Marginalized IDPs in Kakuma
With the greater influx of a predominantly refugee population in Kakuma, the numbers of Internally Displaced Persons (IDPs) lack attention from their own government.
In the outskirts of Kakuma Township live more than 400 Kenyan households who fled ethnically orchestrated violence in the rigged 2007/2008 presidential election.
Even after five years, the IDPs do not know what the future holds. During interview with a Kanere journalist, many of them told their stories, and their hopes after the 4th March 2013, Kenyan election. They argued that they face life full of uncertainty even after waiting in limbo close to the second biggest refugee camp in the country.
The IPDs live in a very marginalized situation. They have been forgotten by their own government and have no livelihood opportunities. What housing they have is provided by local NGOs but still the need for better housing and food is essential.
Many of the IDPs practiced farming and business in their areas of home residency before the violence that forced them to evacuate their farms and assets, while many of them lost family members and yet others lost every member of their family. “I ran from Nakuru after our house was burnt and my dad was killed by our neighbors,” a widow of three narrated her ordeal.
The situation at this IDP camp shows that people are desperate, helpless with unsolved miseries. “I know some of the people who killed my brother, I saw people killed with machetes,” an anonymous IDP told Kanere.
Majority of the IDPs interviewed by Kanere come from the areas of: Kisumu, Kericho, Eldoret, Nandi hills, Molo, Naivasha, Elgon, etc where farming is the major activity, but Kakuma is arid desert not able to support farming and livestock keeping.
According to the head of the IDP camp, Mr. Luomeyana Ekomuwa, the number of IDPs were fewer in January 2008 when they first arrived in Kakuma at Project Natir 1, when only 400 persons were registered, but over a few months the number increased to 1,300 persons to 400 households today.
Luomeyana explained that World Food Programme (WFP) provided some food relief while Oxfam, Church groups and Kenya Red Cross Services (KRCS) issued non-food items. “All the assistance provision were insufficient and irregular rations coming at an intervals of three to five months. We lost six members who died due to starvation in the past,” Luomeyana Ekomuwa told Kanere.
The Kenyan Government through the Ministry of State for Special Programmes (MoSSP) – which is the ministry responsible for the resettlement of IDPs – paid visits to help in integration by allocating land. However, over the years there has been provision of small amounts of cash, between 10,000 – 25,000 Ksh, as start-up funds which was not adequate for IDPs or families.

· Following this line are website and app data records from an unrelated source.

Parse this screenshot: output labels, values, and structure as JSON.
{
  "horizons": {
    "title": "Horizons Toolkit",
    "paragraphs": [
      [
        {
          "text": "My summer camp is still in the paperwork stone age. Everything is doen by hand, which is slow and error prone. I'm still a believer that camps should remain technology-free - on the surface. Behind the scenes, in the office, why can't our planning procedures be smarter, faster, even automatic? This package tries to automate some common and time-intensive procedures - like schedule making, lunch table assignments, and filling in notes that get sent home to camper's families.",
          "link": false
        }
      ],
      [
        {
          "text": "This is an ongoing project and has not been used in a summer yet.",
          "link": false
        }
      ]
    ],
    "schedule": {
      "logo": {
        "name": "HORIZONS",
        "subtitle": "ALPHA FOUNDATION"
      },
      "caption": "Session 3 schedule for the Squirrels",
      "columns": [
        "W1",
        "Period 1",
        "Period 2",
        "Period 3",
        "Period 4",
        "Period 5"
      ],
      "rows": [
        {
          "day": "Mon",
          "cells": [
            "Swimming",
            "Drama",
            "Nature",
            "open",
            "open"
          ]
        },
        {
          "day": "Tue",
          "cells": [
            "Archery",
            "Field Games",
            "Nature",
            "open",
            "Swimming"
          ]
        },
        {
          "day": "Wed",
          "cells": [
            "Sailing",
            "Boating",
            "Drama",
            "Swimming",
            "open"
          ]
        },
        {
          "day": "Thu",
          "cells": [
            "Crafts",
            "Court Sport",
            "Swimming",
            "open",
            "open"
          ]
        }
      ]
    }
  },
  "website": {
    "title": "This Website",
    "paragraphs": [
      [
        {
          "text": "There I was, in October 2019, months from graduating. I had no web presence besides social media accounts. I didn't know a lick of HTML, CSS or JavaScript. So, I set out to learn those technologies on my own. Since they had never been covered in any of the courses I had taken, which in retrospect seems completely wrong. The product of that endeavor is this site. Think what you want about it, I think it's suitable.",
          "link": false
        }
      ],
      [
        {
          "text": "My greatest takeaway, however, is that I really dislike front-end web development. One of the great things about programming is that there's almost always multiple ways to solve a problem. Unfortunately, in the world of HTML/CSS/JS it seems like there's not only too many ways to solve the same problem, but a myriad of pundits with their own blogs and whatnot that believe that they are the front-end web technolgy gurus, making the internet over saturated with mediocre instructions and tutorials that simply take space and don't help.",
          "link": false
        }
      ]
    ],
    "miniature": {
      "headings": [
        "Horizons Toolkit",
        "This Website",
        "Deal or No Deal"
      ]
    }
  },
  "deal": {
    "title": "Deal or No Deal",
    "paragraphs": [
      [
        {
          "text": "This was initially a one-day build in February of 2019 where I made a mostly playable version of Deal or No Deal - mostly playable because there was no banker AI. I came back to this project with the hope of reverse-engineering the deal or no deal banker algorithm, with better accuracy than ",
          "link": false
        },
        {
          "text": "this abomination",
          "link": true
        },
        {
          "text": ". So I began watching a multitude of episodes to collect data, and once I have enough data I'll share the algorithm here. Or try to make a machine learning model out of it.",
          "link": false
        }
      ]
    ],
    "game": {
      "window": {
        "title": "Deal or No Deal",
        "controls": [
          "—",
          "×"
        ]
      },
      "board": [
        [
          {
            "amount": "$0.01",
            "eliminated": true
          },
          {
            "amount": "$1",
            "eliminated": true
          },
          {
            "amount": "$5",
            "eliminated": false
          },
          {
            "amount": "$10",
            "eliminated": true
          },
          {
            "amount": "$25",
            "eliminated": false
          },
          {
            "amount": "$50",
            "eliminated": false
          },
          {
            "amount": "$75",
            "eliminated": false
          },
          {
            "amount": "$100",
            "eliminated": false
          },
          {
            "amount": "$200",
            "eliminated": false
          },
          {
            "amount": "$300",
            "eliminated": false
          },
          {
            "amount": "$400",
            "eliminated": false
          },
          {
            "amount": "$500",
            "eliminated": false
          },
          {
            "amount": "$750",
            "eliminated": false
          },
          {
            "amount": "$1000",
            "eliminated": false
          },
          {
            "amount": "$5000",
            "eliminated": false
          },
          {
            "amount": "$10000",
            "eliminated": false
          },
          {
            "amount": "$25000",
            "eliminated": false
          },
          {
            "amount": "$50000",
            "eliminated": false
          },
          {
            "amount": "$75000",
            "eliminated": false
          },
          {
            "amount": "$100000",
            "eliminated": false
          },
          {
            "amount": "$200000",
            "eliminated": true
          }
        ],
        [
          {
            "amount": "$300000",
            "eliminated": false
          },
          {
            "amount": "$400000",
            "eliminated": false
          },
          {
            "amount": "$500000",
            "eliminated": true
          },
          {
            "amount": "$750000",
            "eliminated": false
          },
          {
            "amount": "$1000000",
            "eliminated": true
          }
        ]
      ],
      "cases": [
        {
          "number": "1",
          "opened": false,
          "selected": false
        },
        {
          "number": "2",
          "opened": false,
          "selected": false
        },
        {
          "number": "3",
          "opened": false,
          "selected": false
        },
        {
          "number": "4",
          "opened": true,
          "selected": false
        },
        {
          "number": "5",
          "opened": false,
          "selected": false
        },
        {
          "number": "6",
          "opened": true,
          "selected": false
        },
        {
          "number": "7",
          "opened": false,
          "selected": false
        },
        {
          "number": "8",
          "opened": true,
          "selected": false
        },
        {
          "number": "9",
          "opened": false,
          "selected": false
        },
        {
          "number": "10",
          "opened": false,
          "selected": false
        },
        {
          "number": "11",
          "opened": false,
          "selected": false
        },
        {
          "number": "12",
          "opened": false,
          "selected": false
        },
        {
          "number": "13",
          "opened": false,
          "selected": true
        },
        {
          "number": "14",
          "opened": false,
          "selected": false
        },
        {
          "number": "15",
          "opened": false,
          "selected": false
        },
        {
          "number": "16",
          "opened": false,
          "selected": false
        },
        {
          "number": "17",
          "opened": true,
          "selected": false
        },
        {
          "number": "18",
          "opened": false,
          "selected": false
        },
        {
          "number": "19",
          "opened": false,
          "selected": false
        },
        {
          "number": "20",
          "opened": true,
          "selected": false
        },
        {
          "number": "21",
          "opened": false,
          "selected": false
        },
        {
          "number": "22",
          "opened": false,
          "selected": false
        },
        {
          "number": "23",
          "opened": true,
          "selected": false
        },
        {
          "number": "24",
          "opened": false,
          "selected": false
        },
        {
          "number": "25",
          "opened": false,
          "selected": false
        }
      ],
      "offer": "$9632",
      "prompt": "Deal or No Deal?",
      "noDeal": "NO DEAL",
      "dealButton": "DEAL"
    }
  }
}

Shelter being one of the basic needs was inadequate and not suitable for the environment, although the National Council of Churches of Kenya (NCCK) sheltered more than 40 families with brick built iron-roofed houses. Yet, shelter and other basic human needs of the IDPs were not met while their health situation is poor, since any member of the IDPs must trek for more than 5 km to where Kakuma refugee camp health facilities are located, in order to obtain free medication as refugees.
Kanere has learnt that the IDPs in Kakuma don’t have proper clear drinking water. They depend on the water collected from boreholes that only provide water for a couple of weeks and dry up, and Kaabokorit dam which is 2km from the IDPs’ camp. “We have appealed for clean drinking water, we rely on this dam for every use that have encouraged water borne disease,” said Luomeyana at the IDPs’ camp.
Many of the people have developed traumatic stress, similar to refugees who have been confined in the camps for over 21 years at Kakuma. They lack the society set up back at their homes and social safety. They also felt discrimination from the host community of Turkana but over the years the local community was accommodating and accepting their stay and relationships improved.
In the interviews many IDPs agreed they would rather stay in such camps than return to the homes they fled from, citing insecurity and loss of assets as a major reason for the stay. “I came from Siaya-Luanda with 10 grandchildren whose parents were killed in post election violence, we still have no hope in life!” Lobina Achenge, 80 years old told Kanere.
During this year’s presidential election, the IDPs had hope for the betterment of their future, though it made them recall the 2007/8 post election violence. “Are we citizens? we will never vote! we’re living in bad situations, we’ll not be equal again,” said Thomas at the IDPs camp in Kakuma.
Kanere learnt that protection of IDPs and work towards a durable solution was very slow country wide, even after the 4th March Kenyan election – the government has not done enough and the IDPs as citizens of this country feel strongly neglected.
However, the Kenyan government has recently passed a bill on the protection of internally displaced persons, which was pending cabinet approval and tabling in parliament for many years. The move could be a new dawn of hope for IDPs in Kenya.